## Required work
Your result should be the lines holding the word "handle", copied from the entries below.

-------------------------

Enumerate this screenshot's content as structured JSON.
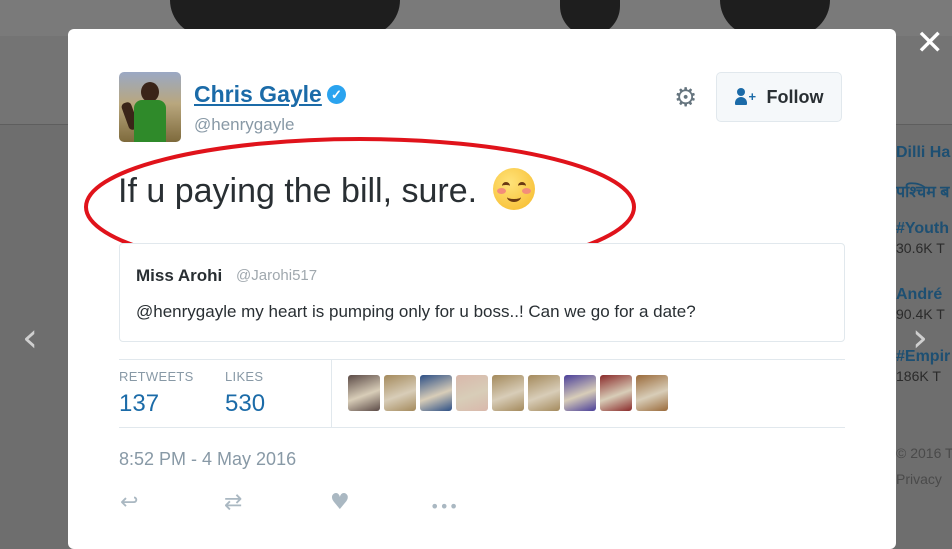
{
  "overlay": {
    "close_glyph": "✕",
    "prev_glyph": "‹",
    "next_glyph": "›"
  },
  "trends": [
    {
      "name": "Dilli Ha",
      "count": ""
    },
    {
      "name": "पश्चिम ब",
      "count": ""
    },
    {
      "name": "#Youth",
      "count": "30.6K T"
    },
    {
      "name": "André",
      "count": "90.4K T"
    },
    {
      "name": "#Empir",
      "count": "186K T"
    }
  ],
  "footer": {
    "copyright": "© 2016 T",
    "privacy": "Privacy"
  },
  "tweet": {
    "author": {
      "display_name": "Chris Gayle",
      "handle": "@henrygayle",
      "verified_glyph": "✓"
    },
    "follow_label": "Follow",
    "text": "If u paying the bill, sure.",
    "emoji": "smiling-face-with-blush",
    "quoted": {
      "name": "Miss Arohi",
      "handle": "@Jarohi517",
      "text": "@henrygayle my heart is pumping only for u boss..! Can we go for a date?"
    },
    "stats": {
      "retweets_label": "RETWEETS",
      "retweets_value": "137",
      "likes_label": "LIKES",
      "likes_value": "530"
    },
    "likers": [
      {
        "color": "#5b4a46"
      },
      {
        "color": "#a48a5c"
      },
      {
        "color": "#2c4f86"
      },
      {
        "color": "#d9b8ab"
      },
      {
        "color": "#a48a5c"
      },
      {
        "color": "#a48a5c"
      },
      {
        "color": "#4a3f9a"
      },
      {
        "color": "#8a2a2a"
      },
      {
        "color": "#9a6a3a"
      }
    ],
    "timestamp": "8:52 PM - 4 May 2016",
    "actions": {
      "reply_glyph": "↩",
      "retweet_glyph": "⇄",
      "like_glyph": "♥",
      "more_glyph": "•••"
    }
  },
  "colors": {
    "link": "#1b6ba8",
    "annotation": "#e0131b"
  }
}
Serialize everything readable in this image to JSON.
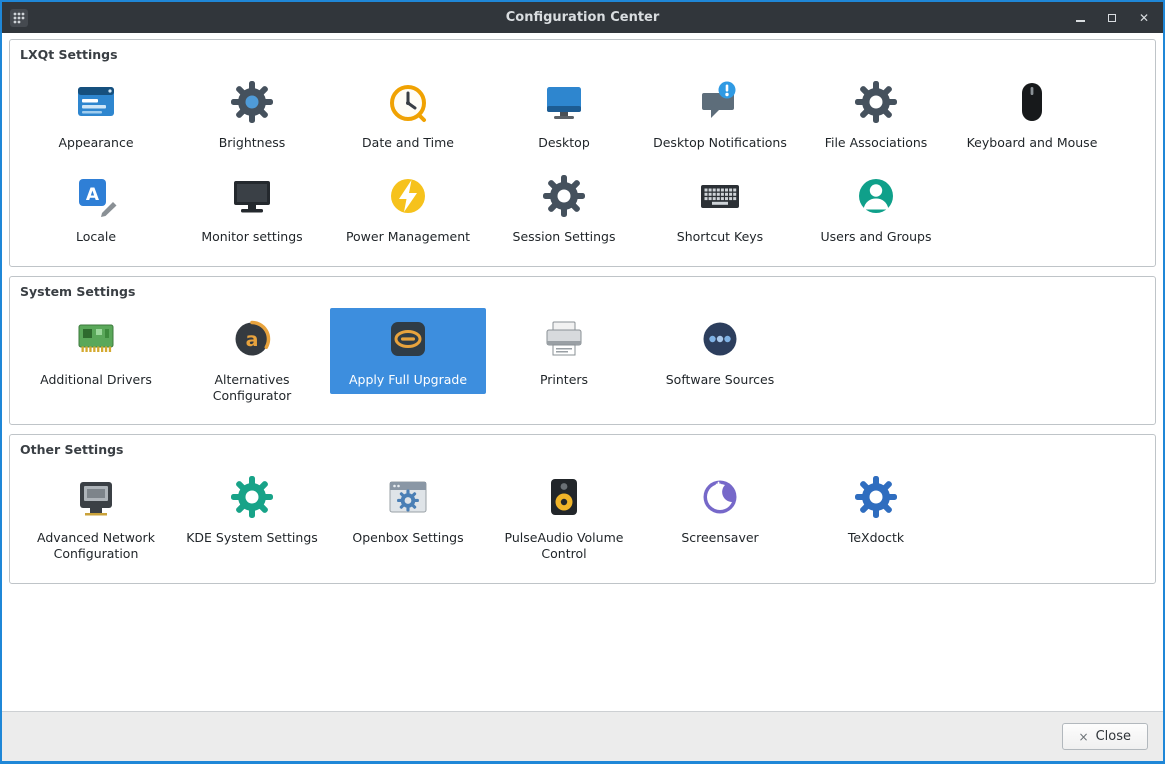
{
  "window": {
    "title": "Configuration Center"
  },
  "colors": {
    "accent": "#1f87d7",
    "titlebar": "#31363b",
    "selection": "#3d8ede"
  },
  "sections": [
    {
      "title": "LXQt Settings",
      "items": [
        {
          "label": "Appearance",
          "icon": "appearance-icon"
        },
        {
          "label": "Brightness",
          "icon": "brightness-icon"
        },
        {
          "label": "Date and Time",
          "icon": "date-time-icon"
        },
        {
          "label": "Desktop",
          "icon": "desktop-icon"
        },
        {
          "label": "Desktop Notifications",
          "icon": "desktop-notifications-icon"
        },
        {
          "label": "File Associations",
          "icon": "file-associations-icon"
        },
        {
          "label": "Keyboard and Mouse",
          "icon": "keyboard-mouse-icon"
        },
        {
          "label": "Locale",
          "icon": "locale-icon"
        },
        {
          "label": "Monitor settings",
          "icon": "monitor-settings-icon"
        },
        {
          "label": "Power Management",
          "icon": "power-management-icon"
        },
        {
          "label": "Session Settings",
          "icon": "session-settings-icon"
        },
        {
          "label": "Shortcut Keys",
          "icon": "shortcut-keys-icon"
        },
        {
          "label": "Users and Groups",
          "icon": "users-groups-icon"
        }
      ]
    },
    {
      "title": "System Settings",
      "items": [
        {
          "label": "Additional Drivers",
          "icon": "additional-drivers-icon"
        },
        {
          "label": "Alternatives Configurator",
          "icon": "alternatives-configurator-icon"
        },
        {
          "label": "Apply Full Upgrade",
          "icon": "apply-full-upgrade-icon",
          "selected": true
        },
        {
          "label": "Printers",
          "icon": "printers-icon"
        },
        {
          "label": "Software Sources",
          "icon": "software-sources-icon"
        }
      ]
    },
    {
      "title": "Other Settings",
      "items": [
        {
          "label": "Advanced Network Configuration",
          "icon": "advanced-network-icon"
        },
        {
          "label": "KDE System Settings",
          "icon": "kde-system-settings-icon"
        },
        {
          "label": "Openbox Settings",
          "icon": "openbox-settings-icon"
        },
        {
          "label": "PulseAudio Volume Control",
          "icon": "pulseaudio-icon"
        },
        {
          "label": "Screensaver",
          "icon": "screensaver-icon"
        },
        {
          "label": "TeXdoctk",
          "icon": "texdoctk-icon"
        }
      ]
    }
  ],
  "footer": {
    "close_label": "Close",
    "close_icon": "×"
  }
}
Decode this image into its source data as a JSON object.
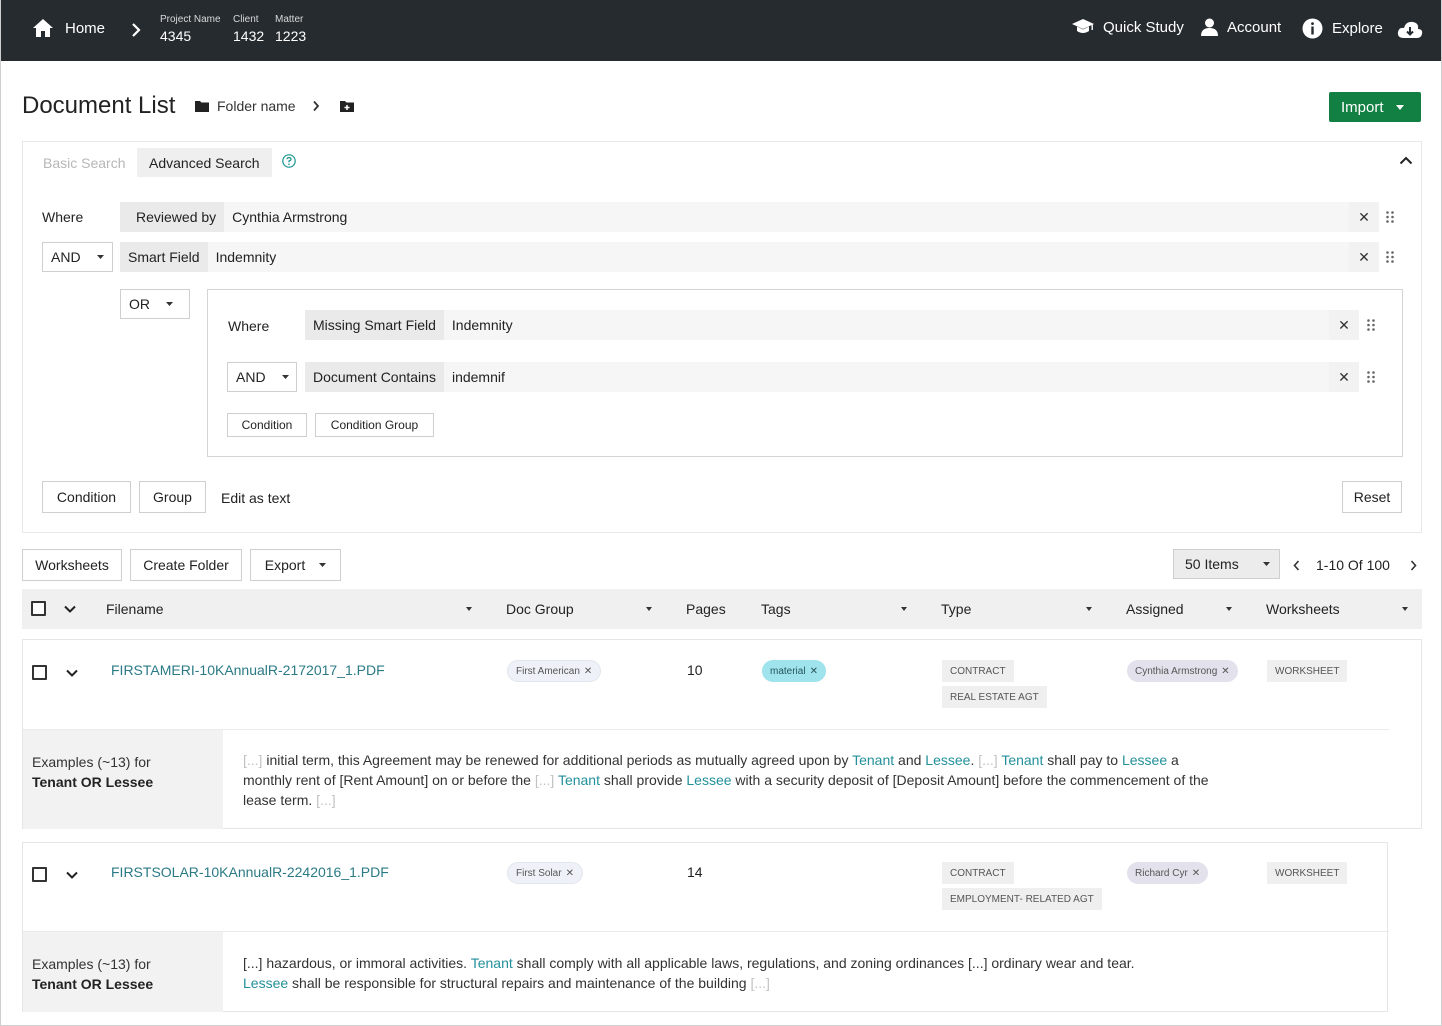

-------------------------

## Answer to this task
      "handle": "@henrygayle",
      "handle": "@Jarohi517",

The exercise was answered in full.